» **Exercise aim**: What you give back must match the records below exactly.

Website and app data records:

[Start of Attachment]

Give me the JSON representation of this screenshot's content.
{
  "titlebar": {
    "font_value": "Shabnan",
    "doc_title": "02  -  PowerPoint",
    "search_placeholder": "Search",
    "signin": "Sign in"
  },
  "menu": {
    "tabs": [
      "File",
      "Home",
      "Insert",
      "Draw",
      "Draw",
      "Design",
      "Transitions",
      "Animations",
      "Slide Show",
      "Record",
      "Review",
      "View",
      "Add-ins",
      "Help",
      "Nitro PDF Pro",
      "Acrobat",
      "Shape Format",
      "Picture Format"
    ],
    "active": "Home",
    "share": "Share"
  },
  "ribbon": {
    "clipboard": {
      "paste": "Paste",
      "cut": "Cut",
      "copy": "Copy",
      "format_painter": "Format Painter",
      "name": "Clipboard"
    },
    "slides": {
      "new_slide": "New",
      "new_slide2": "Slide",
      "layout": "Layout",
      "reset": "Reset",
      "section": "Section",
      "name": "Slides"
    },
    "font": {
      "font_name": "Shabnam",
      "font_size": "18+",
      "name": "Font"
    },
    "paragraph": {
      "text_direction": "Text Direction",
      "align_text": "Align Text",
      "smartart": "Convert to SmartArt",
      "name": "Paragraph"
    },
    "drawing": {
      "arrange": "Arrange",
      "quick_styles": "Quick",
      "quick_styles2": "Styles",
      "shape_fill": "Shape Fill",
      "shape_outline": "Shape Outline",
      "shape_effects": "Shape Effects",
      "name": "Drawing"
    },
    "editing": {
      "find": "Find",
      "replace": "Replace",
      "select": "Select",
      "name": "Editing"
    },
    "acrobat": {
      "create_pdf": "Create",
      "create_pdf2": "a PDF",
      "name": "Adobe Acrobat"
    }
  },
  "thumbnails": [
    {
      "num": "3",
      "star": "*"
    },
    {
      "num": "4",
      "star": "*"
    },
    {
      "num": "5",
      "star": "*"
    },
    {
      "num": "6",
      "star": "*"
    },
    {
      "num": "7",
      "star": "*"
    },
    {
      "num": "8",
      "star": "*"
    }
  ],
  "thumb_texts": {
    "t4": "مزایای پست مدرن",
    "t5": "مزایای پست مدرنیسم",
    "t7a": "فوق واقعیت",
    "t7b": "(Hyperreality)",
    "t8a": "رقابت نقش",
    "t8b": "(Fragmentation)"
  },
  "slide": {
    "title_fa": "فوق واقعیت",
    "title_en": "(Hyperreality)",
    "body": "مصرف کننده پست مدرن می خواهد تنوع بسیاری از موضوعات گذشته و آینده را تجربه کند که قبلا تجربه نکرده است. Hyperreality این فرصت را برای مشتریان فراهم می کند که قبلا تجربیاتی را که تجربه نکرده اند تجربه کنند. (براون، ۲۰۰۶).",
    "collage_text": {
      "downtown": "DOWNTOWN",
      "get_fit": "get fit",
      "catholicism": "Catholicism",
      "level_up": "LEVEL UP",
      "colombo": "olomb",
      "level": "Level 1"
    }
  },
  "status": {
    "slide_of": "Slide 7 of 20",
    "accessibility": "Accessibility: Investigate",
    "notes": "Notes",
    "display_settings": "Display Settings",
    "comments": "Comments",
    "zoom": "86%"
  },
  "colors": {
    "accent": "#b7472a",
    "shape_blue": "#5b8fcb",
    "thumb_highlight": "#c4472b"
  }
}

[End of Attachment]

» **Answer to this problem**:
Give me the JSON representation of this screenshot's content.
{
  "titlebar": {
    "font_value": "Shabnan",
    "doc_title": "02  -  PowerPoint",
    "search_placeholder": "Search",
    "signin": "Sign in"
  },
  "menu": {
    "tabs": [
      "File",
      "Home",
      "Insert",
      "Draw",
      "Draw",
      "Design",
      "Transitions",
      "Animations",
      "Slide Show",
      "Record",
      "Review",
      "View",
      "Add-ins",
      "Help",
      "Nitro PDF Pro",
      "Acrobat",
      "Shape Format",
      "Picture Format"
    ],
    "active": "Home",
    "share": "Share"
  },
  "ribbon": {
    "clipboard": {
      "paste": "Paste",
      "cut": "Cut",
      "copy": "Copy",
      "format_painter": "Format Painter",
      "name": "Clipboard"
    },
    "slides": {
      "new_slide": "New",
      "new_slide2": "Slide",
      "layout": "Layout",
      "reset": "Reset",
      "section": "Section",
      "name": "Slides"
    },
    "font": {
      "font_name": "Shabnam",
      "font_size": "18+",
      "name": "Font"
    },
    "paragraph": {
      "text_direction": "Text Direction",
      "align_text": "Align Text",
      "smartart": "Convert to SmartArt",
      "name": "Paragraph"
    },
    "drawing": {
      "arrange": "Arrange",
      "quick_styles": "Quick",
      "quick_styles2": "Styles",
      "shape_fill": "Shape Fill",
      "shape_outline": "Shape Outline",
      "shape_effects": "Shape Effects",
      "name": "Drawing"
    },
    "editing": {
      "find": "Find",
      "replace": "Replace",
      "select": "Select",
      "name": "Editing"
    },
    "acrobat": {
      "create_pdf": "Create",
      "create_pdf2": "a PDF",
      "name": "Adobe Acrobat"
    }
  },
  "thumbnails": [
    {
      "num": "3",
      "star": "*"
    },
    {
      "num": "4",
      "star": "*"
    },
    {
      "num": "5",
      "star": "*"
    },
    {
      "num": "6",
      "star": "*"
    },
    {
      "num": "7",
      "star": "*"
    },
    {
      "num": "8",
      "star": "*"
    }
  ],
  "thumb_texts": {
    "t4": "مزایای پست مدرن",
    "t5": "مزایای پست مدرنیسم",
    "t7a": "فوق واقعیت",
    "t7b": "(Hyperreality)",
    "t8a": "رقابت نقش",
    "t8b": "(Fragmentation)"
  },
  "slide": {
    "title_fa": "فوق واقعیت",
    "title_en": "(Hyperreality)",
    "body": "مصرف کننده پست مدرن می خواهد تنوع بسیاری از موضوعات گذشته و آینده را تجربه کند که قبلا تجربه نکرده است. Hyperreality این فرصت را برای مشتریان فراهم می کند که قبلا تجربیاتی را که تجربه نکرده اند تجربه کنند. (براون، ۲۰۰۶).",
    "collage_text": {
      "downtown": "DOWNTOWN",
      "get_fit": "get fit",
      "catholicism": "Catholicism",
      "level_up": "LEVEL UP",
      "colombo": "olomb",
      "level": "Level 1"
    }
  },
  "status": {
    "slide_of": "Slide 7 of 20",
    "accessibility": "Accessibility: Investigate",
    "notes": "Notes",
    "display_settings": "Display Settings",
    "comments": "Comments",
    "zoom": "86%"
  },
  "colors": {
    "accent": "#b7472a",
    "shape_blue": "#5b8fcb",
    "thumb_highlight": "#c4472b"
  }
}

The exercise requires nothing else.